Twelve days and five successful spacewalks later, the US space shuttle Endeavour began its trek home to Earth on Monday from the International Space Station where astronauts have installed Japan's first ISS laboratory.
The US space shuttle Endeavour began its trek home to Earth Monday after a record five successful spacewalks and 12 days at the International Space Station where astronauts installed Japan's maiden ISS laboratory.
With the installation Japan gained a foothold on the orbital outpost alongside the United States, Russia and Europe, whose laboratory Columbus was delivered to the station in February.
"Endeavour, we have physical separation" of the two crafts, a NASA official said on a live US space agency broadcast of the undocking that took place some 211 miles (340 kilometers) above the Indian Ocean.
Departure of the shuttle and its seven-member crew was delayed 29 minutes to 8:25 pm EDT (0025 GMT Tuesday) following "minor tweaking" to a faulty solar panel latching device, NASA said.
The device, known as a Beta Gimbal Assembly, lets solar wings on the space station tilt along an axis toward the sun to maximize solar energy use, but the assembly on the station's main portside truss did not close correctly and needed to be reset.
After separation, shuttle co-pilot Gregory Johnson took the shuttle on a slow-motion flyaround of the ISS to allow astronauts to document exterior conditions of the station before heading back to Earth.
Endeavour commander Dominic Gorie late Sunday described the 16-day mission as an all-around success.
"We've done awesome," Gorie said.
"Every spacewalk was a win, every robotic op (operation) was a win.
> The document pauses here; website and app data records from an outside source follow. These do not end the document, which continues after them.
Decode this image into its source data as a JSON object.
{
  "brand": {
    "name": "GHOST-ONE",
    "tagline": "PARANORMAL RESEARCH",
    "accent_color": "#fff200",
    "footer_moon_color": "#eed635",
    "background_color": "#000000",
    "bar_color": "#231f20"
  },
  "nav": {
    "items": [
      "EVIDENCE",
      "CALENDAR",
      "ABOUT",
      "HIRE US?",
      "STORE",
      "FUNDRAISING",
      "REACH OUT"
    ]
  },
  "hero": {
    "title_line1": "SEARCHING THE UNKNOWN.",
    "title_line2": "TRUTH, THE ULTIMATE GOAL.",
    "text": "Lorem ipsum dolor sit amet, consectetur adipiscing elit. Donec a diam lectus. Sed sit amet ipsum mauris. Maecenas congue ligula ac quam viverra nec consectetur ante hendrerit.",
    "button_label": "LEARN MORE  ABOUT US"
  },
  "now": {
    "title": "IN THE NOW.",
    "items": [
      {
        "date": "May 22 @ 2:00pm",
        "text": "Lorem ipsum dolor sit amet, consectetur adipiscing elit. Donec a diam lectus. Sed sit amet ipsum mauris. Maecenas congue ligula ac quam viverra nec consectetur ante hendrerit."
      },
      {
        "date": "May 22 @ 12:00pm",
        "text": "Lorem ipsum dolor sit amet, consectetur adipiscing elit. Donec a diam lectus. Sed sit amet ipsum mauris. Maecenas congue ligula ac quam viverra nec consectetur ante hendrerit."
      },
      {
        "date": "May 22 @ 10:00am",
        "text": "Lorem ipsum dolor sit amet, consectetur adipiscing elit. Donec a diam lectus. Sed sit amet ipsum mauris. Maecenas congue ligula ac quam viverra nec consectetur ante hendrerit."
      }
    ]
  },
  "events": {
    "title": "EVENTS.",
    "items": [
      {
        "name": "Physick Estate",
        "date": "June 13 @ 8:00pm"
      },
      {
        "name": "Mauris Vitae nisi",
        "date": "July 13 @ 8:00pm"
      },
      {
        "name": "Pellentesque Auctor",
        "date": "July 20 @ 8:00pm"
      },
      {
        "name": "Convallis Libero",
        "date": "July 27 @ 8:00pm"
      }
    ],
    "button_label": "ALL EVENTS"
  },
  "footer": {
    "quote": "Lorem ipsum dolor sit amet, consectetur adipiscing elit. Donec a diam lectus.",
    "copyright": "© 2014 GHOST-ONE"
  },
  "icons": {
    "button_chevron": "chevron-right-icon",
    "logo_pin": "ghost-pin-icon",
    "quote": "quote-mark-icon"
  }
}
We've got a couple more to go with the undocking and the landing, but we've got a great winning team."
The shuttle is scheduled to return to Kennedy Space Center, Florida on Wednesday.
Two astronauts from Endeavour -- mission specialists Robert Behnken and Mike Foreman -- on Sunday attached a 50-foot sensory boom to the outside of the space station.
ISS flight director Dana Weigel said the spacewalk, often referred to by NASA officials as an EVA, or an extra-vehicular activity, had set a new record.
"This was five EVAs, which was more than we've done on any station mission," Weigel said.
Date created : 2008-03-25